▶ Exercise
Below are the records; how many of their lines contain "been"? Reply only with that figure.

▶ Stored data
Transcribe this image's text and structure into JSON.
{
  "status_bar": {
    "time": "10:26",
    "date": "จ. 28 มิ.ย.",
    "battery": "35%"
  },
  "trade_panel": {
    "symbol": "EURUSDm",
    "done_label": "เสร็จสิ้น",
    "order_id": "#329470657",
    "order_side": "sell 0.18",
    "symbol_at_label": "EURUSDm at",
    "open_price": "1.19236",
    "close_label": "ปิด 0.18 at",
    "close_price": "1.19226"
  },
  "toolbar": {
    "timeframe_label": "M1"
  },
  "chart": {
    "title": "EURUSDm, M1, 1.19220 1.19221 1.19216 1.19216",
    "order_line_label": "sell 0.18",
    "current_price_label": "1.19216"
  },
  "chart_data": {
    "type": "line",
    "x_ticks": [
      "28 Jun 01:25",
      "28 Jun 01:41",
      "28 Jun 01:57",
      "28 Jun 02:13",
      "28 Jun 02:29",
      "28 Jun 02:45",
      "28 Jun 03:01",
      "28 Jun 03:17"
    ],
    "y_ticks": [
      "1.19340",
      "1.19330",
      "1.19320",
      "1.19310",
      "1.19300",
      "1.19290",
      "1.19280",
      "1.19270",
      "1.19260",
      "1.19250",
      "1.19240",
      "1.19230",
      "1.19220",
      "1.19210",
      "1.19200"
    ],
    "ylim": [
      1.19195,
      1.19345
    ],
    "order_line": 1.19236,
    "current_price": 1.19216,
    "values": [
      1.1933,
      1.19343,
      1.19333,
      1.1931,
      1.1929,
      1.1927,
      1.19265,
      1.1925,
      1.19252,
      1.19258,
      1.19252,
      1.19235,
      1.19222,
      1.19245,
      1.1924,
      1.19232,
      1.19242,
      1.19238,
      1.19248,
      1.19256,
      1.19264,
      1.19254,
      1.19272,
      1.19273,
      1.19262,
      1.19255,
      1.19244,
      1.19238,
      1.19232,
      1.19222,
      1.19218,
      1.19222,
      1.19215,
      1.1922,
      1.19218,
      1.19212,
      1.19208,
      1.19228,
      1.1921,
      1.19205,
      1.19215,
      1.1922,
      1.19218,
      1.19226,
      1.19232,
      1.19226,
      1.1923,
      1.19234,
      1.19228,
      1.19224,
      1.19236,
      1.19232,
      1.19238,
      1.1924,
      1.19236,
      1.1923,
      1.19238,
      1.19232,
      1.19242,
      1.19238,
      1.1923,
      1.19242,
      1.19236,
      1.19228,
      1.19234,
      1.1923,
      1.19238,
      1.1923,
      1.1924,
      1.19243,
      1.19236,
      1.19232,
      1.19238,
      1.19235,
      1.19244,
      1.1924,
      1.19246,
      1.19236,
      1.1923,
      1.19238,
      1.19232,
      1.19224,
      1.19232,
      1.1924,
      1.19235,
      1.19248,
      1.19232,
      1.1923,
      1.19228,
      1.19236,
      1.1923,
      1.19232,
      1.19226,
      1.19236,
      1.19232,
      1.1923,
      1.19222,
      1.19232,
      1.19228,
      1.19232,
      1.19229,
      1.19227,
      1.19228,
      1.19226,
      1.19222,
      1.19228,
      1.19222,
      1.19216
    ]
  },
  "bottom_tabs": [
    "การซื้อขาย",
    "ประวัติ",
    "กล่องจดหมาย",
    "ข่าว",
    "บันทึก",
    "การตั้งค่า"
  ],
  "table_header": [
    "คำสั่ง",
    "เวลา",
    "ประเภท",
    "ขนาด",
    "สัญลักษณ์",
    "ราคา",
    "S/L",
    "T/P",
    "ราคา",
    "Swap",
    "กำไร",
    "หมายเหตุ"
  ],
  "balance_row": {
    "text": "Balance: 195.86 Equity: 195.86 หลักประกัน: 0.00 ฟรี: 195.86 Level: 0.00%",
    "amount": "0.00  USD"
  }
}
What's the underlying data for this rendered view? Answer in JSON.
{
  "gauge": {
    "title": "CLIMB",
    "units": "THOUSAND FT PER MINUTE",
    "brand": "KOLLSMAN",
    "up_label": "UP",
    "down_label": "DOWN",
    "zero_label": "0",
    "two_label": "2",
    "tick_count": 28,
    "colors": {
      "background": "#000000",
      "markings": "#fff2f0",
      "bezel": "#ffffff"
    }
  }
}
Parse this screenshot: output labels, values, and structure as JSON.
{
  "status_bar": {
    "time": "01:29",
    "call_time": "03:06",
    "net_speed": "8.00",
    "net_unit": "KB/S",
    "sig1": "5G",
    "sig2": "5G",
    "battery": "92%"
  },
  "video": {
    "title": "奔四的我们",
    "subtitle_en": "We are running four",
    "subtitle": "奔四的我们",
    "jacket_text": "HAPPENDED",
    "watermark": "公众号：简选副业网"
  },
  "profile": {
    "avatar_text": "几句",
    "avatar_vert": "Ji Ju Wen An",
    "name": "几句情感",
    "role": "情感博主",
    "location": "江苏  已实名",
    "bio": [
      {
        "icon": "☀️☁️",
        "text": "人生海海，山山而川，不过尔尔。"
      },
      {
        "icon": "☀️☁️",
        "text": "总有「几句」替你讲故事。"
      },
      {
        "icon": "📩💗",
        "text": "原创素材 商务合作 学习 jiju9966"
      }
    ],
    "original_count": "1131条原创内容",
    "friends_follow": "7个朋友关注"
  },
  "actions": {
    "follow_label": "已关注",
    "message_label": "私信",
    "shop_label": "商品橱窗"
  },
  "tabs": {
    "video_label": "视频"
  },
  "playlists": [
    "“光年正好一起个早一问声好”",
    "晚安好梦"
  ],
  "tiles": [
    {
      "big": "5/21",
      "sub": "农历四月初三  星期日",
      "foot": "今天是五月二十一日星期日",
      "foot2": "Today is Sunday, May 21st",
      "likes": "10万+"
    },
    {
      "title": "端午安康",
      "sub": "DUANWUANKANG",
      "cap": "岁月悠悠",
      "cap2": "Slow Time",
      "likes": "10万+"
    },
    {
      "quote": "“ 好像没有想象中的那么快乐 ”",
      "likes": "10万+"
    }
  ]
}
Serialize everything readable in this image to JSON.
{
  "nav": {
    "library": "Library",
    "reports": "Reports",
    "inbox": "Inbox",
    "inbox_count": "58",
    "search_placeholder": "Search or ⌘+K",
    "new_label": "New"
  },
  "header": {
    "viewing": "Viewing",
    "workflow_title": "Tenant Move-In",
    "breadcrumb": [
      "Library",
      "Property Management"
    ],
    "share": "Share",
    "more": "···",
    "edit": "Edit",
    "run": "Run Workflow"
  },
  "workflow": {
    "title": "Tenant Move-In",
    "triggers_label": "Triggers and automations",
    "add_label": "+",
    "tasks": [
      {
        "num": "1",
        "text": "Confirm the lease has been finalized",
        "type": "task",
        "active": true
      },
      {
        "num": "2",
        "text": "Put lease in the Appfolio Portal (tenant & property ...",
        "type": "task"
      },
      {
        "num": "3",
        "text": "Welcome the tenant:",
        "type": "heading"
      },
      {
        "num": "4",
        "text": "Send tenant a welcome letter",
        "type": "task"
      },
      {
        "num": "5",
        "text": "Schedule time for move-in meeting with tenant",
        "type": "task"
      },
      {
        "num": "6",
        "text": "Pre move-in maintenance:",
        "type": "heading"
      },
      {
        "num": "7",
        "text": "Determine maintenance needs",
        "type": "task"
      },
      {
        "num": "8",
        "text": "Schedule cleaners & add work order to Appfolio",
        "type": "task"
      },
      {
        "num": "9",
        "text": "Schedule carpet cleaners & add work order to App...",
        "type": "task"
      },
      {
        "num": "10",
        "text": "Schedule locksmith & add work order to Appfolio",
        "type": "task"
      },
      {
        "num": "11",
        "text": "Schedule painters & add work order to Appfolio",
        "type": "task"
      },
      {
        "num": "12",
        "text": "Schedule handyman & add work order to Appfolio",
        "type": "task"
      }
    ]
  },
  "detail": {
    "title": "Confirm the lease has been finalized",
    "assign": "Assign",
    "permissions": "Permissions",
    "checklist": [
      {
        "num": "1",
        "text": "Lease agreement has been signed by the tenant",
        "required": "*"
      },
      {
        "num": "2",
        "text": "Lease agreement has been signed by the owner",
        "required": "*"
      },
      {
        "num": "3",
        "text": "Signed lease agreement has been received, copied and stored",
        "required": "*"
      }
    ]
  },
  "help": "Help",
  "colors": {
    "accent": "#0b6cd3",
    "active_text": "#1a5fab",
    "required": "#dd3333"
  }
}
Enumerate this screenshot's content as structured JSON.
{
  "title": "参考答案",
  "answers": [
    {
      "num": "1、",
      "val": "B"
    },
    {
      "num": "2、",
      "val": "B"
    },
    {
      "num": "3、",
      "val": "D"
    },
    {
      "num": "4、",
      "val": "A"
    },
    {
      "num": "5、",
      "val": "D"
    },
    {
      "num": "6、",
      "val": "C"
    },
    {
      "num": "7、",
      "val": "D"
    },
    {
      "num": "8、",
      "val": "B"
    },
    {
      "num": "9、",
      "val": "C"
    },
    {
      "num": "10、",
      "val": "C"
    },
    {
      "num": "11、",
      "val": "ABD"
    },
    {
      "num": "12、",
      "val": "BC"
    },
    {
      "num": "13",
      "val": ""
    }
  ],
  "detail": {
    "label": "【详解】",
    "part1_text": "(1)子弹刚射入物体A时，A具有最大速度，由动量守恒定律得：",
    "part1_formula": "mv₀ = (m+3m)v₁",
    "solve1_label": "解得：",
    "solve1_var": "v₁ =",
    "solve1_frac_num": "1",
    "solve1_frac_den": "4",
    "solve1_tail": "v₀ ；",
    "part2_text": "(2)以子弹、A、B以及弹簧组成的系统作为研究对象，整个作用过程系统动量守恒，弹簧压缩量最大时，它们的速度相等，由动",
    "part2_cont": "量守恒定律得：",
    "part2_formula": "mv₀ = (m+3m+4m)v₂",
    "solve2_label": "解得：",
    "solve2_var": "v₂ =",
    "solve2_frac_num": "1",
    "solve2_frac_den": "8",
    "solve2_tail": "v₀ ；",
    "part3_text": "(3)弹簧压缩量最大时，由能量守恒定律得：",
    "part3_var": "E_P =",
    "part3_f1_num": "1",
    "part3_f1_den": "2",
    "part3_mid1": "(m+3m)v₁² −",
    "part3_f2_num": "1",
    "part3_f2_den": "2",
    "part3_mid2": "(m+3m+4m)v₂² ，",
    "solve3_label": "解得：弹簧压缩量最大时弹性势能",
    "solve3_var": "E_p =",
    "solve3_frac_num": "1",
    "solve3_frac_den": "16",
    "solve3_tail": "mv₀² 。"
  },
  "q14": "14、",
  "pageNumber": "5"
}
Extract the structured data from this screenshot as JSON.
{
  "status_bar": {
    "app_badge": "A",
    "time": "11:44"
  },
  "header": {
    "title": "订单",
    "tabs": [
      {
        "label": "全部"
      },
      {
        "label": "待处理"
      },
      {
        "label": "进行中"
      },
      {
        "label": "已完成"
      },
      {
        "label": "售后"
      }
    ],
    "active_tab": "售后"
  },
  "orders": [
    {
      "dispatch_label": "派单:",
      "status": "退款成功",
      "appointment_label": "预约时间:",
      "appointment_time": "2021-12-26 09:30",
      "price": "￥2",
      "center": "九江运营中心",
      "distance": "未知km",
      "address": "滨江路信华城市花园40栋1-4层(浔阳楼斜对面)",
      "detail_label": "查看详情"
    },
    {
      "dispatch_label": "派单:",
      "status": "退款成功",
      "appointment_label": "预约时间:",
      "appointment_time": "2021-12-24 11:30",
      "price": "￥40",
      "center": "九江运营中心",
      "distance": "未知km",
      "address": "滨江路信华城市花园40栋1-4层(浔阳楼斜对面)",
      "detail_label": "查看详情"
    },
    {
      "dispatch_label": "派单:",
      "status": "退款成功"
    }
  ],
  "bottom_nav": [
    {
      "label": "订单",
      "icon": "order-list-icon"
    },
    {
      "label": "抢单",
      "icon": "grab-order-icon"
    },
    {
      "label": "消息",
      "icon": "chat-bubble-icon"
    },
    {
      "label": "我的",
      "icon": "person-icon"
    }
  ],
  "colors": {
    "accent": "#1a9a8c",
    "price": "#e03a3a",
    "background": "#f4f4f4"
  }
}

▶ The answer
5